You can also perform multiword searches, so for example “firefox downloads” filters address, titles and tags containing both words but not necessarily in that order.
I believe this feature alone is the best Firefox 3 has to offer, justifies Places large resources investment and will become a landmark in Firefox and web browsers in general development. Once you get used to it, there is no turning back.
One of the most visible changes are the theme updates in all platforms with a strong emphasis in making Firefox feel as a native application on each operating system.
On Windows the theme is called Strata. Here’s how it looks on Vista.
And here is on Windows XP.
The Options window on Windows Vista with the new icons.
Mac OS X users get Firelight, a new Safari-like theme introduced with Beta 2, formerly known as Proto.
Linux users get Tango, a theme that blends with Gnome native icons.
The back and forward buttons have been combined in a single keyhole-shaped widget with a single history menu and is now featured in all platforms except Linux.

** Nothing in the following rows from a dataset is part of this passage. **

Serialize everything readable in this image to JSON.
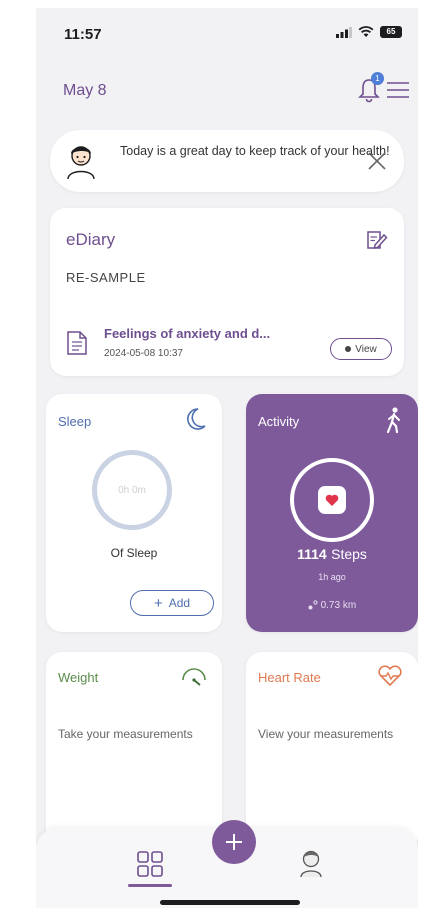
{
  "status_bar": {
    "time": "11:57",
    "battery": "65"
  },
  "header": {
    "date": "May 8",
    "notification_count": "1"
  },
  "greeting": {
    "message": "Today is a great day to keep track of your health!"
  },
  "ediary": {
    "title": "eDiary",
    "subtitle": "RE-SAMPLE",
    "entry_title": "Feelings of anxiety and d...",
    "entry_date": "2024-05-08 10:37",
    "view_label": "View"
  },
  "sleep": {
    "title": "Sleep",
    "ring_value": "0h 0m",
    "label": "Of Sleep",
    "add_label": "Add"
  },
  "activity": {
    "title": "Activity",
    "steps_value": "1114",
    "steps_unit": "Steps",
    "time_ago": "1h ago",
    "distance": "0.73 km"
  },
  "weight": {
    "title": "Weight",
    "body": "Take your measurements"
  },
  "heart_rate": {
    "title": "Heart Rate",
    "body": "View your measurements"
  },
  "colors": {
    "accent": "#7e5a9b",
    "title_purple": "#6e4f8f",
    "sleep_blue": "#4f6fae",
    "weight_green": "#5a8c4a",
    "heart_orange": "#e07a50"
  },
  "icons": {
    "bell": "bell-icon",
    "menu": "hamburger-menu-icon",
    "close": "close-icon",
    "edit": "edit-note-icon",
    "document": "document-icon",
    "moon": "moon-icon",
    "walk": "walking-person-icon",
    "scale": "scale-gauge-icon",
    "heart_pulse": "heart-pulse-icon",
    "home": "grid-home-icon",
    "plus": "plus-icon",
    "profile": "profile-icon"
  }
}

According to the new guidelines, consistency across platforms is kept through icons shape while OS integration is provided by texture. In Linux case, it’s very hard to set one due to the many available distributions and their particular themes.
For more details on the Firefox 3 themes update, check out Alex Faaborg’s post.
There’s an invisible splitter between the location and search bars that you can use to set their width when they are placed next to each other.
Developers are aiming to deliver better operating system integration in Firefox 3. This will be most notable for Mac OS X and Linux users who will now get native widgets like text boxes, menus, check boxes, icons, button order and orientation following each OS guidelines.
Mac OS X users get integration with Growl, a popular centralized notification system, while Windows Vista gets native looking menus and blue icons that blend better with overall Vista look.
See more Windows XP, Vista and Linux screenshots in this recent post.
The Page Information dialog has been reviewed to become more organized and informative and allows to set all site specific preference from a single location.
On tabbed browsing, Firefox will not only warn you when closing several tabs and windows at once but will prompt if you want to save the currently open tab set: a good catch and a good way to introduce this helpful feature to new users.
You can duplicate and move tabs (including its history and current status). To clone, press Ctrl while dragging a tab, or just drag them across windows to move. A very helpful addition!